What is being asked :: Copy the records below in full, changing no character.

Materials provided ::
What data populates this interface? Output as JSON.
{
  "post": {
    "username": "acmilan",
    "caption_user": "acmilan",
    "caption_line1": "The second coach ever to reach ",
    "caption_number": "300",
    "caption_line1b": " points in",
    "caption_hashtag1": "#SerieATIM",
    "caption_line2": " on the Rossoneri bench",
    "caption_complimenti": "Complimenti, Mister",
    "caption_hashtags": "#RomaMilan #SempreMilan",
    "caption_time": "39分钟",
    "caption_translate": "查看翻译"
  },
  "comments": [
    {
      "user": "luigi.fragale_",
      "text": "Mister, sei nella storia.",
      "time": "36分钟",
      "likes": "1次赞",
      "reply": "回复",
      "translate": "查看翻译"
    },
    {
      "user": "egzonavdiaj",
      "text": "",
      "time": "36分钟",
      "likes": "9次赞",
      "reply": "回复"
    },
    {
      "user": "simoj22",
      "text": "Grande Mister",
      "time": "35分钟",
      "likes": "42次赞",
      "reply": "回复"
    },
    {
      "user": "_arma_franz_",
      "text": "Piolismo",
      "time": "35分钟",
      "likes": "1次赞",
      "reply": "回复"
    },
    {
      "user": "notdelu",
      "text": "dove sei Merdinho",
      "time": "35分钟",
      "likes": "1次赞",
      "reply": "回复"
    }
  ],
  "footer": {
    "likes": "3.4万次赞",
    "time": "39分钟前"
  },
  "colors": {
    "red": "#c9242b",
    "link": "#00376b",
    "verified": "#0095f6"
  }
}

Output of the exercise ::
What data populates this interface? Output as JSON.
{
  "post": {
    "username": "acmilan",
    "caption_user": "acmilan",
    "caption_line1": "The second coach ever to reach ",
    "caption_number": "300",
    "caption_line1b": " points in",
    "caption_hashtag1": "#SerieATIM",
    "caption_line2": " on the Rossoneri bench",
    "caption_complimenti": "Complimenti, Mister",
    "caption_hashtags": "#RomaMilan #SempreMilan",
    "caption_time": "39分钟",
    "caption_translate": "查看翻译"
  },
  "comments": [
    {
      "user": "luigi.fragale_",
      "text": "Mister, sei nella storia.",
      "time": "36分钟",
      "likes": "1次赞",
      "reply": "回复",
      "translate": "查看翻译"
    },
    {
      "user": "egzonavdiaj",
      "text": "",
      "time": "36分钟",
      "likes": "9次赞",
      "reply": "回复"
    },
    {
      "user": "simoj22",
      "text": "Grande Mister",
      "time": "35分钟",
      "likes": "42次赞",
      "reply": "回复"
    },
    {
      "user": "_arma_franz_",
      "text": "Piolismo",
      "time": "35分钟",
      "likes": "1次赞",
      "reply": "回复"
    },
    {
      "user": "notdelu",
      "text": "dove sei Merdinho",
      "time": "35分钟",
      "likes": "1次赞",
      "reply": "回复"
    }
  ],
  "footer": {
    "likes": "3.4万次赞",
    "time": "39分钟前"
  },
  "colors": {
    "red": "#c9242b",
    "link": "#00376b",
    "verified": "#0095f6"
  }
}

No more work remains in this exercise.